> **What you have to do**
Copy out all of the entries, keeping every word the same.

Stored items from a collection
•••••

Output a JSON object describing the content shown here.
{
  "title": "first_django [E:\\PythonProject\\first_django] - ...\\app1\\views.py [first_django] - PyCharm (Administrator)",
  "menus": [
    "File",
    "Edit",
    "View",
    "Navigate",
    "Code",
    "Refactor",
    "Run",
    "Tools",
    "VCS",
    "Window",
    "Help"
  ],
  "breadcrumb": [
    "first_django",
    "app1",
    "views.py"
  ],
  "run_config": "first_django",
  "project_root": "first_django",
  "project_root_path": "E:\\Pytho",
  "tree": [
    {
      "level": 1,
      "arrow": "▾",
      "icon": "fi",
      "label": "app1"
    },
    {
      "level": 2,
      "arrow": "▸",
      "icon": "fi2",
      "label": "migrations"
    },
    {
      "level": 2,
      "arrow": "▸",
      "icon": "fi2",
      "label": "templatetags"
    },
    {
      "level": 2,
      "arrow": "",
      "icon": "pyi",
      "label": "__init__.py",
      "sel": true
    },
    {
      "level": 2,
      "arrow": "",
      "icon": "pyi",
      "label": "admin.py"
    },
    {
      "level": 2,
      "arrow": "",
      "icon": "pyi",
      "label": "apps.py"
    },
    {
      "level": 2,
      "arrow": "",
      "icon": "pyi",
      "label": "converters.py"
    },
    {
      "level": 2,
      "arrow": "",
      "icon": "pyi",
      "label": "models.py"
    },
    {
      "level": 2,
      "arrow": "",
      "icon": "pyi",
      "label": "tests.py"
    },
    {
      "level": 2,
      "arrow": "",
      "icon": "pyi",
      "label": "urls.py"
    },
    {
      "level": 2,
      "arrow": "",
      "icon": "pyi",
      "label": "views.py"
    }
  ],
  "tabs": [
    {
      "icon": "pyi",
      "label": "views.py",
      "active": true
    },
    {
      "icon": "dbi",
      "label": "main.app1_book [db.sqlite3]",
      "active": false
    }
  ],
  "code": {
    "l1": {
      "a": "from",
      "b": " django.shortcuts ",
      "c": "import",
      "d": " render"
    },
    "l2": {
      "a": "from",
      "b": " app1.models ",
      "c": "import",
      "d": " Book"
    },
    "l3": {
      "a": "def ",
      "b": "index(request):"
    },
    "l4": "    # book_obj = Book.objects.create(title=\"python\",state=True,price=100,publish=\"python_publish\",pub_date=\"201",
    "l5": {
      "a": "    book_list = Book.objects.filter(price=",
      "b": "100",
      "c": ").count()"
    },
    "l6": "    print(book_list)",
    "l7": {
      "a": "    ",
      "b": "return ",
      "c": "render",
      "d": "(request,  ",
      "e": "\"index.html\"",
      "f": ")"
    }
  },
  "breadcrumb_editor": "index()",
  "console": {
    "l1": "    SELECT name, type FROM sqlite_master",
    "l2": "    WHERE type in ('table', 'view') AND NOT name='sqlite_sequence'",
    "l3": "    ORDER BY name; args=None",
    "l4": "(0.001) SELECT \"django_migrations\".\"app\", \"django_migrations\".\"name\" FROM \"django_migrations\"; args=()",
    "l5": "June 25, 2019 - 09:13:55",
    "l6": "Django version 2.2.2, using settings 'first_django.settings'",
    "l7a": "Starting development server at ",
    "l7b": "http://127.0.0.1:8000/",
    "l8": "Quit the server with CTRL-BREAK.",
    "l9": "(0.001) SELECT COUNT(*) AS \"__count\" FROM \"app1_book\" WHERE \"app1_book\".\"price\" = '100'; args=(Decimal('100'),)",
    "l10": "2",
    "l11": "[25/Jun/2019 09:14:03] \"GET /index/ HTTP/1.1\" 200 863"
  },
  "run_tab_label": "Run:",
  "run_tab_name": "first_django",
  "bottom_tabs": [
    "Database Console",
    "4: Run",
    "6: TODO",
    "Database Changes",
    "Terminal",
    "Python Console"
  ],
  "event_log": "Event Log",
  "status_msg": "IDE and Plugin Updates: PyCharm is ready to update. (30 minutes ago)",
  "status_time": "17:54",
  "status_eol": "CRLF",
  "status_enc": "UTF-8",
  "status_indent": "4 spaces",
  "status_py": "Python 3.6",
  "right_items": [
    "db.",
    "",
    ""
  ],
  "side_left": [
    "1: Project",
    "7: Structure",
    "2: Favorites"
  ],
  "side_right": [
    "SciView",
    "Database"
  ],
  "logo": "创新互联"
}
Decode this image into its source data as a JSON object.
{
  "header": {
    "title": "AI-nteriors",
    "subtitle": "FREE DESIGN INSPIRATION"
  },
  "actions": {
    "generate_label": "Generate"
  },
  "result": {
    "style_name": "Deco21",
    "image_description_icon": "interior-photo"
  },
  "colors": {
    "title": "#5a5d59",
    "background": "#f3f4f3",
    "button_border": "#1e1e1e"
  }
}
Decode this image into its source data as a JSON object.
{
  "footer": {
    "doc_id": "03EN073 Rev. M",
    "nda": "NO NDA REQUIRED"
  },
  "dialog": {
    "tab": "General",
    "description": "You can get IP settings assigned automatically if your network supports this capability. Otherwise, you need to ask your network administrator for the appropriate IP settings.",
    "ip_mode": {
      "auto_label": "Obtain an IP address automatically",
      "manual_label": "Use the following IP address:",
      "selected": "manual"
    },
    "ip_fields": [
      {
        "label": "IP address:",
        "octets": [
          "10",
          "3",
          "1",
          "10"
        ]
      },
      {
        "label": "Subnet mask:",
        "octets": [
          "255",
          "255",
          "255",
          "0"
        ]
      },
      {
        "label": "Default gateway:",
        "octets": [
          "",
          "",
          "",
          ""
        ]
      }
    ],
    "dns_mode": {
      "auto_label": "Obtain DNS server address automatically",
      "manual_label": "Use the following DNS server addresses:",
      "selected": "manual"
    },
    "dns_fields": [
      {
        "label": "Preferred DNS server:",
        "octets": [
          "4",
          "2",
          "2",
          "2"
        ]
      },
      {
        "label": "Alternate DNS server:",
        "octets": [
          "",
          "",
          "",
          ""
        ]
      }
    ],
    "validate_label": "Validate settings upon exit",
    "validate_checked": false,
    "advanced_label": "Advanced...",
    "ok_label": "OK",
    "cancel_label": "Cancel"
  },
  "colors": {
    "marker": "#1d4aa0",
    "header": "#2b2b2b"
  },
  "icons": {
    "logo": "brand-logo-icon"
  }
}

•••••

> **Answer box**
Output a JSON object describing the content shown here.
{
  "title": "first_django [E:\\PythonProject\\first_django] - ...\\app1\\views.py [first_django] - PyCharm (Administrator)",
  "menus": [
    "File",
    "Edit",
    "View",
    "Navigate",
    "Code",
    "Refactor",
    "Run",
    "Tools",
    "VCS",
    "Window",
    "Help"
  ],
  "breadcrumb": [
    "first_django",
    "app1",
    "views.py"
  ],
  "run_config": "first_django",
  "project_root": "first_django",
  "project_root_path": "E:\\Pytho",
  "tree": [
    {
      "level": 1,
      "arrow": "▾",
      "icon": "fi",
      "label": "app1"
    },
    {
      "level": 2,
      "arrow": "▸",
      "icon": "fi2",
      "label": "migrations"
    },
    {
      "level": 2,
      "arrow": "▸",
      "icon": "fi2",
      "label": "templatetags"
    },
    {
      "level": 2,
      "arrow": "",
      "icon": "pyi",
      "label": "__init__.py",
      "sel": true
    },
    {
      "level": 2,
      "arrow": "",
      "icon": "pyi",
      "label": "admin.py"
    },
    {
      "level": 2,
      "arrow": "",
      "icon": "pyi",
      "label": "apps.py"
    },
    {
      "level": 2,
      "arrow": "",
      "icon": "pyi",
      "label": "converters.py"
    },
    {
      "level": 2,
      "arrow": "",
      "icon": "pyi",
      "label": "models.py"
    },
    {
      "level": 2,
      "arrow": "",
      "icon": "pyi",
      "label": "tests.py"
    },
    {
      "level": 2,
      "arrow": "",
      "icon": "pyi",
      "label": "urls.py"
    },
    {
      "level": 2,
      "arrow": "",
      "icon": "pyi",
      "label": "views.py"
    }
  ],
  "tabs": [
    {
      "icon": "pyi",
      "label": "views.py",
      "active": true
    },
    {
      "icon": "dbi",
      "label": "main.app1_book [db.sqlite3]",
      "active": false
    }
  ],
  "code": {
    "l1": {
      "a": "from",
      "b": " django.shortcuts ",
      "c": "import",
      "d": " render"
    },
    "l2": {
      "a": "from",
      "b": " app1.models ",
      "c": "import",
      "d": " Book"
    },
    "l3": {
      "a": "def ",
      "b": "index(request):"
    },
    "l4": "    # book_obj = Book.objects.create(title=\"python\",state=True,price=100,publish=\"python_publish\",pub_date=\"201",
    "l5": {
      "a": "    book_list = Book.objects.filter(price=",
      "b": "100",
      "c": ").count()"
    },
    "l6": "    print(book_list)",
    "l7": {
      "a": "    ",
      "b": "return ",
      "c": "render",
      "d": "(request,  ",
      "e": "\"index.html\"",
      "f": ")"
    }
  },
  "breadcrumb_editor": "index()",
  "console": {
    "l1": "    SELECT name, type FROM sqlite_master",
    "l2": "    WHERE type in ('table', 'view') AND NOT name='sqlite_sequence'",
    "l3": "    ORDER BY name; args=None",
    "l4": "(0.001) SELECT \"django_migrations\".\"app\", \"django_migrations\".\"name\" FROM \"django_migrations\"; args=()",
    "l5": "June 25, 2019 - 09:13:55",
    "l6": "Django version 2.2.2, using settings 'first_django.settings'",
    "l7a": "Starting development server at ",
    "l7b": "http://127.0.0.1:8000/",
    "l8": "Quit the server with CTRL-BREAK.",
    "l9": "(0.001) SELECT COUNT(*) AS \"__count\" FROM \"app1_book\" WHERE \"app1_book\".\"price\" = '100'; args=(Decimal('100'),)",
    "l10": "2",
    "l11": "[25/Jun/2019 09:14:03] \"GET /index/ HTTP/1.1\" 200 863"
  },
  "run_tab_label": "Run:",
  "run_tab_name": "first_django",
  "bottom_tabs": [
    "Database Console",
    "4: Run",
    "6: TODO",
    "Database Changes",
    "Terminal",
    "Python Console"
  ],
  "event_log": "Event Log",
  "status_msg": "IDE and Plugin Updates: PyCharm is ready to update. (30 minutes ago)",
  "status_time": "17:54",
  "status_eol": "CRLF",
  "status_enc": "UTF-8",
  "status_indent": "4 spaces",
  "status_py": "Python 3.6",
  "right_items": [
    "db.",
    "",
    ""
  ],
  "side_left": [
    "1: Project",
    "7: Structure",
    "2: Favorites"
  ],
  "side_right": [
    "SciView",
    "Database"
  ],
  "logo": "创新互联"
}
Decode this image into its source data as a JSON object.
{
  "header": {
    "title": "AI-nteriors",
    "subtitle": "FREE DESIGN INSPIRATION"
  },
  "actions": {
    "generate_label": "Generate"
  },
  "result": {
    "style_name": "Deco21",
    "image_description_icon": "interior-photo"
  },
  "colors": {
    "title": "#5a5d59",
    "background": "#f3f4f3",
    "button_border": "#1e1e1e"
  }
}
Decode this image into its source data as a JSON object.
{
  "footer": {
    "doc_id": "03EN073 Rev. M",
    "nda": "NO NDA REQUIRED"
  },
  "dialog": {
    "tab": "General",
    "description": "You can get IP settings assigned automatically if your network supports this capability. Otherwise, you need to ask your network administrator for the appropriate IP settings.",
    "ip_mode": {
      "auto_label": "Obtain an IP address automatically",
      "manual_label": "Use the following IP address:",
      "selected": "manual"
    },
    "ip_fields": [
      {
        "label": "IP address:",
        "octets": [
          "10",
          "3",
          "1",
          "10"
        ]
      },
      {
        "label": "Subnet mask:",
        "octets": [
          "255",
          "255",
          "255",
          "0"
        ]
      },
      {
        "label": "Default gateway:",
        "octets": [
          "",
          "",
          "",
          ""
        ]
      }
    ],
    "dns_mode": {
      "auto_label": "Obtain DNS server address automatically",
      "manual_label": "Use the following DNS server addresses:",
      "selected": "manual"
    },
    "dns_fields": [
      {
        "label": "Preferred DNS server:",
        "octets": [
          "4",
          "2",
          "2",
          "2"
        ]
      },
      {
        "label": "Alternate DNS server:",
        "octets": [
          "",
          "",
          "",
          ""
        ]
      }
    ],
    "validate_label": "Validate settings upon exit",
    "validate_checked": false,
    "advanced_label": "Advanced...",
    "ok_label": "OK",
    "cancel_label": "Cancel"
  },
  "colors": {
    "marker": "#1d4aa0",
    "header": "#2b2b2b"
  },
  "icons": {
    "logo": "brand-logo-icon"
  }
}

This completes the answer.